A heartbroken mum yesterday pleaded with young people to stay away from drugs a year after her beloved daughter was killed by cocaine and ecstasy.
Caitlin McVeigh-Conlon, who had a six-month-old daughter, was just 18 when she accidentally overdosed at her home in west Belfast.
Speaking yesterday after the inquest into her daughter's death, devastated mum Paula Conlon said: "This was so out of character for Caitlin. I didn't even know she knew about drugs like this and I can only imagine that this was the first time she'd used them.
"It's unbelievable that this is how things turned out for her because she had so much going for her.
"She adored her little girl, she couldn't be without her and she was such a good wee mummy. She'd never have left her.
"Things like this are so dangerous that even if you take them as a one-off or even just once in a while, this is what can happen.
"I'm left without my beautiful daughter and my granddaughter is left without her mummy.
"It's not something to mess about with and I would beg people not to try them because you never know what will happen."
Ms McVeigh-Conlon spent the night before she died with her mum and partner Dylan Conlon at the house she had just moved into with her young daughter, the inquest heard.
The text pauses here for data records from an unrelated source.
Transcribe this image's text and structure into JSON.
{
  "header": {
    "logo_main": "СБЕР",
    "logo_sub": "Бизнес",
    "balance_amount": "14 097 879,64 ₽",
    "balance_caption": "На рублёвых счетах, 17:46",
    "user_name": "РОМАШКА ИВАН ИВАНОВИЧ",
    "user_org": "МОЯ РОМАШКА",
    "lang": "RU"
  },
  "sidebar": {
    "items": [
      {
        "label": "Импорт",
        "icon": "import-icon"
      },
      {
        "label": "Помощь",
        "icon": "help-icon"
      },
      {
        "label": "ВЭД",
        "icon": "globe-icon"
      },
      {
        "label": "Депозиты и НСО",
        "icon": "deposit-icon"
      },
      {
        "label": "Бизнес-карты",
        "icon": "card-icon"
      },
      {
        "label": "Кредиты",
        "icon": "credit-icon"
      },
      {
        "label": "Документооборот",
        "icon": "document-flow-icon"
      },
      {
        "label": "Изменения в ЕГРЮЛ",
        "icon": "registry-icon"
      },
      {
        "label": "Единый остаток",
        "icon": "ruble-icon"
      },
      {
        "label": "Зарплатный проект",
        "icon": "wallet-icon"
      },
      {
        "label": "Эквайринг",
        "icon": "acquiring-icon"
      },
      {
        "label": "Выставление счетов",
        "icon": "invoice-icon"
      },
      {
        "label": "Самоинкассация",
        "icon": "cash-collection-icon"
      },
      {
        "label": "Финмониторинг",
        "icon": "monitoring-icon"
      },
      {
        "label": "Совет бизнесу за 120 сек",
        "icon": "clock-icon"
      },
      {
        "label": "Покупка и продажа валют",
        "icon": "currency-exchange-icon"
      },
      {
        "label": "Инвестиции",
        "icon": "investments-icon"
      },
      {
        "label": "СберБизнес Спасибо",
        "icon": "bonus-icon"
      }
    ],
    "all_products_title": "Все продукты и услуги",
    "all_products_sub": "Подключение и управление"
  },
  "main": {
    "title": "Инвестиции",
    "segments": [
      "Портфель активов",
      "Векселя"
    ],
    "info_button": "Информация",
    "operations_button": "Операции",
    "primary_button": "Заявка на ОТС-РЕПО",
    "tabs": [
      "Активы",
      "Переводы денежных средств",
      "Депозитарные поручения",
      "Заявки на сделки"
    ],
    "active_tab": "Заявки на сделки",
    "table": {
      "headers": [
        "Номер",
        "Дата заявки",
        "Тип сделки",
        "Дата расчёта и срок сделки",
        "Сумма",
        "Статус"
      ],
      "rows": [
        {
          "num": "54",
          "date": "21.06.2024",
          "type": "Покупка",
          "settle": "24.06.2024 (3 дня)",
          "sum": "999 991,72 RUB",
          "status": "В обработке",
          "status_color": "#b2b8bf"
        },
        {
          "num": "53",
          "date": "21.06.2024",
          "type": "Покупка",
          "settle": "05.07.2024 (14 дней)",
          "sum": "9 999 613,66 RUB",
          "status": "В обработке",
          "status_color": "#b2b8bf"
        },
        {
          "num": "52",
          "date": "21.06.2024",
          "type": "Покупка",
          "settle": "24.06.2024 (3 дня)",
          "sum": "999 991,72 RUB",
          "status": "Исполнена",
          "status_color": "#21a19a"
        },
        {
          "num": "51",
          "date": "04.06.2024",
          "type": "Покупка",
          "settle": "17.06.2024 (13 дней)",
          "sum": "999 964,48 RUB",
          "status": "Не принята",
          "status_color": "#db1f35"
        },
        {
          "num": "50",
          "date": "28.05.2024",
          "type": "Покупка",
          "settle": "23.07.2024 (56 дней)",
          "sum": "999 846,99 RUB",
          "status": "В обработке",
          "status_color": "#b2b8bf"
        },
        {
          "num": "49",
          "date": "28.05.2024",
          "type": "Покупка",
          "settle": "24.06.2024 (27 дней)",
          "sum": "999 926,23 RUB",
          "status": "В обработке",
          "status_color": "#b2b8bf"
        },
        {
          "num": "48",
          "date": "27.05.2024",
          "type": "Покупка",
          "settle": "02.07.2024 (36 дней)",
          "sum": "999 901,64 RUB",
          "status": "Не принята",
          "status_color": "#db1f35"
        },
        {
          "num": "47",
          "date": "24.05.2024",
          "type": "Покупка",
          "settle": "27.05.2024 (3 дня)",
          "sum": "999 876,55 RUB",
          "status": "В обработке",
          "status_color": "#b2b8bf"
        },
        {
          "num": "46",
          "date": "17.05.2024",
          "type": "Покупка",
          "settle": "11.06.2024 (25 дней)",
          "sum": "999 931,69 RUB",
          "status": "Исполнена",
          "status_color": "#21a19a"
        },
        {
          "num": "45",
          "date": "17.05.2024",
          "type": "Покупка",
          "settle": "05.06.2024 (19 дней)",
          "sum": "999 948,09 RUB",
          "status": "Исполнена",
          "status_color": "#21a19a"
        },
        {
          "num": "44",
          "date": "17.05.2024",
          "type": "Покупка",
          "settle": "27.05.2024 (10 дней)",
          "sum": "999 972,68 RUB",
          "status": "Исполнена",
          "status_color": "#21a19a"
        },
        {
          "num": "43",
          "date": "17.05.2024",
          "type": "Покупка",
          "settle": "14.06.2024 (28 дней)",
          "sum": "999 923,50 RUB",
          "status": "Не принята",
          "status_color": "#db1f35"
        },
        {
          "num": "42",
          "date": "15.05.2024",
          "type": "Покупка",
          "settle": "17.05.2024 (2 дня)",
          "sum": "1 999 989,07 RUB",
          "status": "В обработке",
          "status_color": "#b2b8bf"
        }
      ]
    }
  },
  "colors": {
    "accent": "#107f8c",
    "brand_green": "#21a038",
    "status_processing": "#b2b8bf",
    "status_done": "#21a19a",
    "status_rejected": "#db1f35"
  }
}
With her granddaughter safely asleep in bed, Ms Conlon (43) left her daughter's house at midnight while Ms McVeigh-Conlon's partner stayed and her older brother, Ryan Conlon, arrived later with a friend.
It was not until late the next afternoon, at almost 5pm on February 28 last year, that Dylan Conlon called 999. Friends wept as the distressing phonecall was played at the inquest.
Sadly, by the time paramedics arrived, it was too late and the business studies and childcare student had passed away.
Coroner Joe McCrisken said while there was confusion over the exact time of Ms McVeigh-Conlon's death, he believed it was likely she had died between 5am and 9am that morning.
His judgement was based on evidence given by medical and scientific experts.
Ms McVeigh-Conlon's partner was asked to attend the inquest, but did not turn up.
Mr McCrisken said he had powers to impose a fine of up to £1,000 for failing to attend an inquest and that it was something he intended to pursue in this case.
He said he would also explore other possibilities as giving evidence at an inquest was not optional.